[Stored dataset items]
****
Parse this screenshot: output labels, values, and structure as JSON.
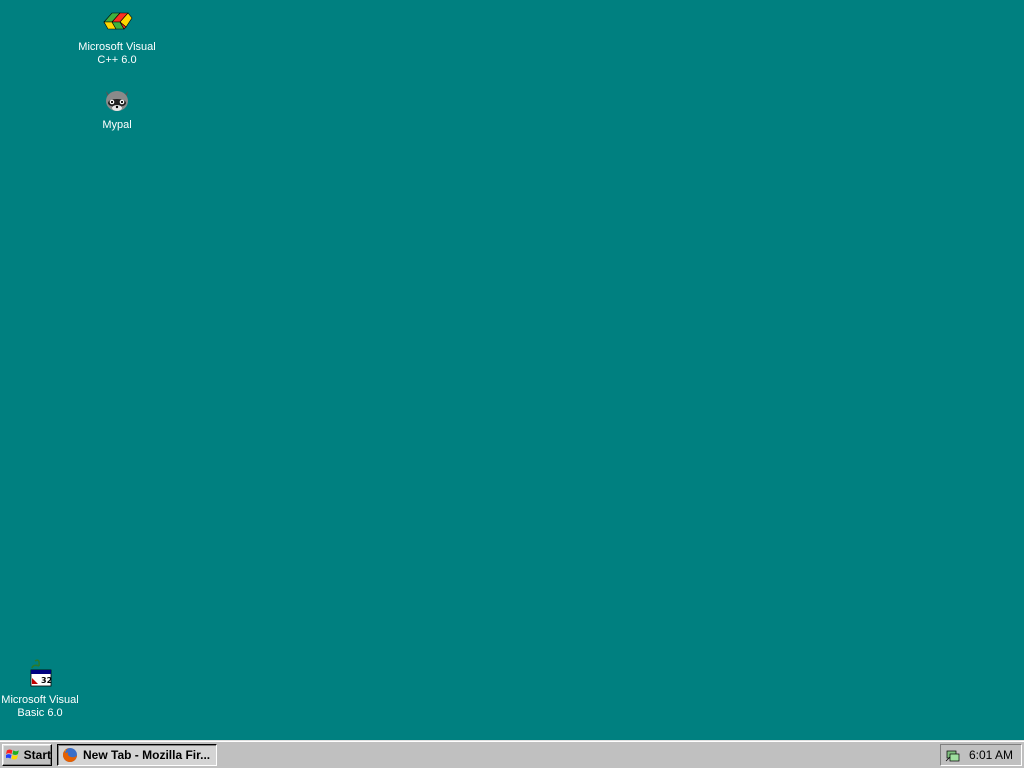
{
  "desktop": {
    "background_color": "#008080",
    "icons": [
      {
        "label": "Microsoft Visual\nC++ 6.0",
        "icon": "visual-cpp-icon"
      },
      {
        "label": "Mypal",
        "icon": "mypal-raccoon-icon"
      },
      {
        "label": "Microsoft Visual\nBasic 6.0",
        "icon": "visual-basic-icon"
      }
    ]
  },
  "taskbar": {
    "start_label": "Start",
    "tasks": [
      {
        "label": "New Tab - Mozilla Fir...",
        "icon": "firefox-icon"
      }
    ],
    "tray": {
      "icons": [
        "network-tray-icon"
      ],
      "clock": "6:01 AM"
    }
  }
}
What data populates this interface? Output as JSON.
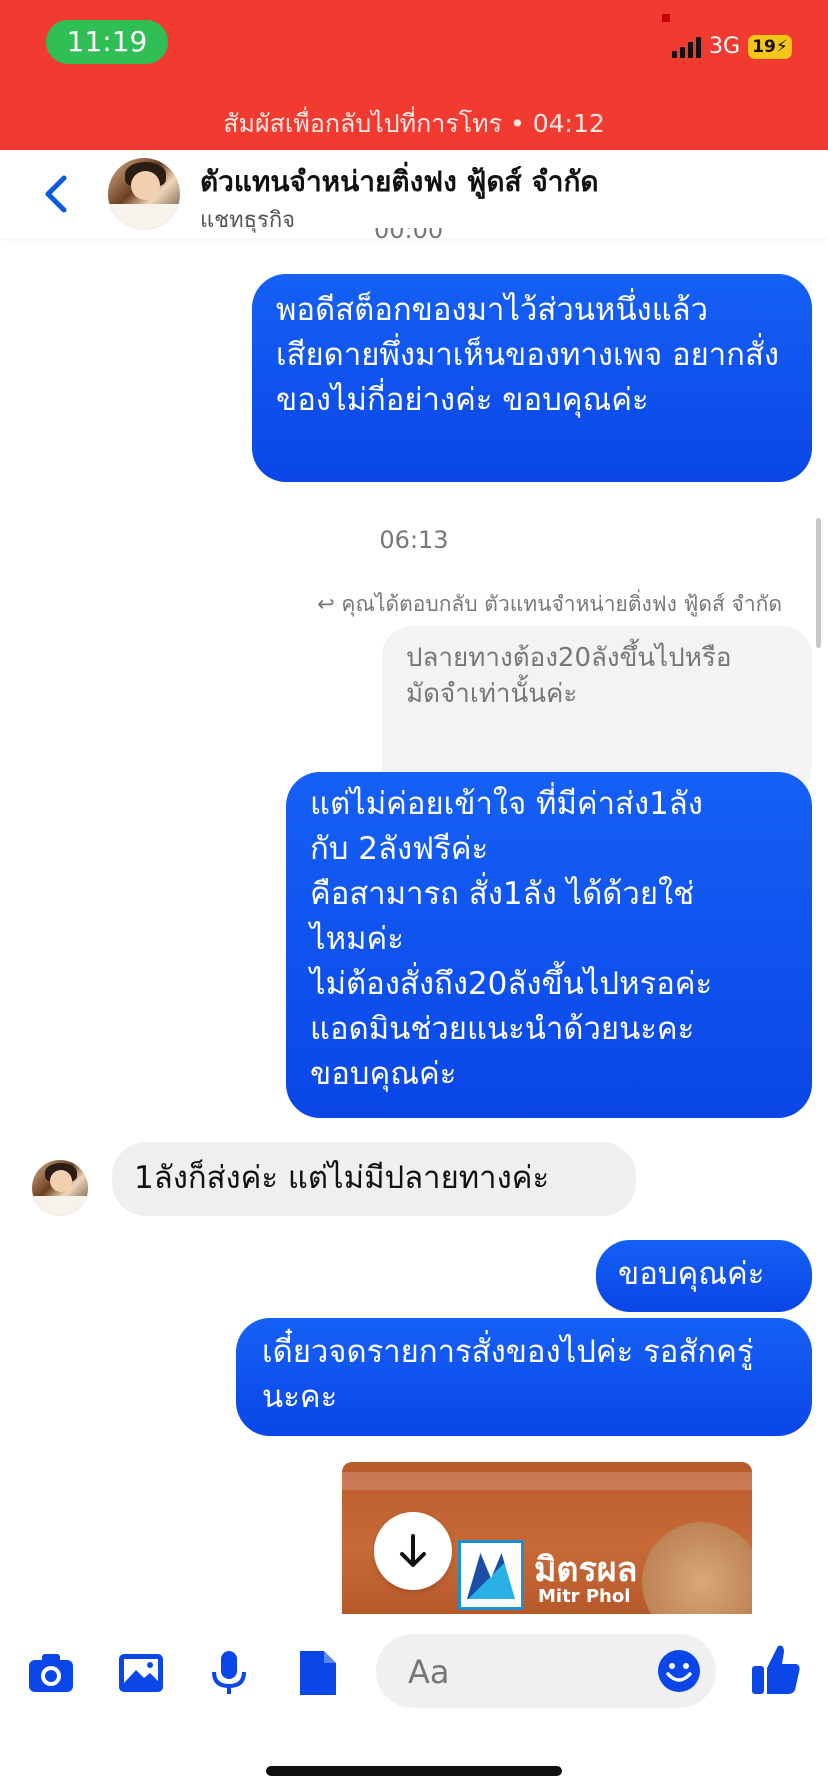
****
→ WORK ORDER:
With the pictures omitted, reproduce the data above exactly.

→ RESULT OF THE EXERCISE:
Parse this screenshot: output labels, values, and structure as JSON.
{
  "desktop": {
    "background_color": "#008080",
    "icons": [
      {
        "label": "Microsoft Visual\nC++ 6.0",
        "icon": "visual-cpp-icon"
      },
      {
        "label": "Mypal",
        "icon": "mypal-raccoon-icon"
      },
      {
        "label": "Microsoft Visual\nBasic 6.0",
        "icon": "visual-basic-icon"
      }
    ]
  },
  "taskbar": {
    "start_label": "Start",
    "tasks": [
      {
        "label": "New Tab - Mozilla Fir...",
        "icon": "firefox-icon"
      }
    ],
    "tray": {
      "icons": [
        "network-tray-icon"
      ],
      "clock": "6:01 AM"
    }
  }
}
What data populates this interface? Output as JSON.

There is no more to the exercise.